Citizen science is the process in which the public collects data in collaboration with professional scientists.

Why is citizen science important? 

It boils down to strength in numbers.  Producing and collecting sound data requires a lot of observation.  By crowdsourcing observations using the general public, thousands of repeated data points are collected and can lead to scientific breakthroughs as well as a greater understanding about the natural world around us. 

In the past, the largest barrier for scientists was collecting and organizing vast amounts of data.  Using today’s technology such as smartphones, this process is much easier.  As a result, citizen scientist initiatives have multiplied. Today, volunteers can easily become citizen scientists and contribute data for countless research projects.

How can I become a citizen scientist? 

Oftentimes, you can integrate citizen science into activities you already enjoy doing! For example, if you enjoy hiking or spending time in our National Forests and Grasslands, you can easily map invasive species threatening these special places. 

The Wild Spotter smartphone app gives the general public everything needed to map observations while enjoying the trail.  It’s quick and easy – plus your effort will go a long way in preventing the spread of deadly invasive species. The data you collect in the app and on the trail will contribute to a greater effort protect the biodiversity of ecosystems across the United States.  

It’s unlikely that you will walk every mile of trail on our National Forests, but together we will cover every inch.  Collectively, as Wild Spotters, we will use citizen science to steward our public lands and protect our National Forests for future generations.

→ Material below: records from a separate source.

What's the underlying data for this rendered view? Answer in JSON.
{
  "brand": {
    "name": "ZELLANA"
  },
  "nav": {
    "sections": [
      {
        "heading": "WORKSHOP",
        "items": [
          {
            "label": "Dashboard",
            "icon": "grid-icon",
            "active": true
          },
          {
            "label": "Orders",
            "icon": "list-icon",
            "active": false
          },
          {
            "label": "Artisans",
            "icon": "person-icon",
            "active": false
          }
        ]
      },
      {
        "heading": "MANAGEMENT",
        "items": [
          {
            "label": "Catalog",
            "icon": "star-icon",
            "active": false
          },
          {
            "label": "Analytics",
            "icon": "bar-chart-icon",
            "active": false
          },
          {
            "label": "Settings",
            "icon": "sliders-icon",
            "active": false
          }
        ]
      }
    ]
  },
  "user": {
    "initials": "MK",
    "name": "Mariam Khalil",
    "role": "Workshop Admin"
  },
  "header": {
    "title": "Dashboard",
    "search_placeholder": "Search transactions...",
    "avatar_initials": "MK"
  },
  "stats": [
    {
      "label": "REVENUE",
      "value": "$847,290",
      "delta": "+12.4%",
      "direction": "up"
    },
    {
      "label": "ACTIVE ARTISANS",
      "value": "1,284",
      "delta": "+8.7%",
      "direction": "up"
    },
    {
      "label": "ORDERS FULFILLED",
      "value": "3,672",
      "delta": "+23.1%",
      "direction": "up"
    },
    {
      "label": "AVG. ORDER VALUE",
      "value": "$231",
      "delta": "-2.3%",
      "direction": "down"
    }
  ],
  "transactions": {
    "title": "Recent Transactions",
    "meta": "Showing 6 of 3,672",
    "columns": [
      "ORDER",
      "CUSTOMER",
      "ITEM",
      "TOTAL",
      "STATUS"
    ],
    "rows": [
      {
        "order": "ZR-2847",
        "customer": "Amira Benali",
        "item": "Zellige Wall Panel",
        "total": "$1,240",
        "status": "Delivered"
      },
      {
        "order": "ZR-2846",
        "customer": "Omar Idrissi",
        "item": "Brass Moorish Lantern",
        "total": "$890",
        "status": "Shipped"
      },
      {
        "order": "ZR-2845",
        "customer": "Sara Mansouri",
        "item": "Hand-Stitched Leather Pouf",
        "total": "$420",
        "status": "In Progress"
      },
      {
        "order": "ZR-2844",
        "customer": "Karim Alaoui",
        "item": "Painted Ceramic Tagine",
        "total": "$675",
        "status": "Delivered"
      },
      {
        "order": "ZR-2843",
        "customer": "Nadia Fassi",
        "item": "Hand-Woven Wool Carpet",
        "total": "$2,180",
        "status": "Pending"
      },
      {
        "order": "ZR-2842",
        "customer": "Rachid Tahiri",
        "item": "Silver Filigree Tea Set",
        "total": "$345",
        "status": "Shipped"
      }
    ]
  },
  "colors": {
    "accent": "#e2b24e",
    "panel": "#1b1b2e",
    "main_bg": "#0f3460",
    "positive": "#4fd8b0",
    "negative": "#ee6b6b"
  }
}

Learn more about invasive species and how to become a Wild Spotter at: www.WildSpotter.org.
National Forest Foundation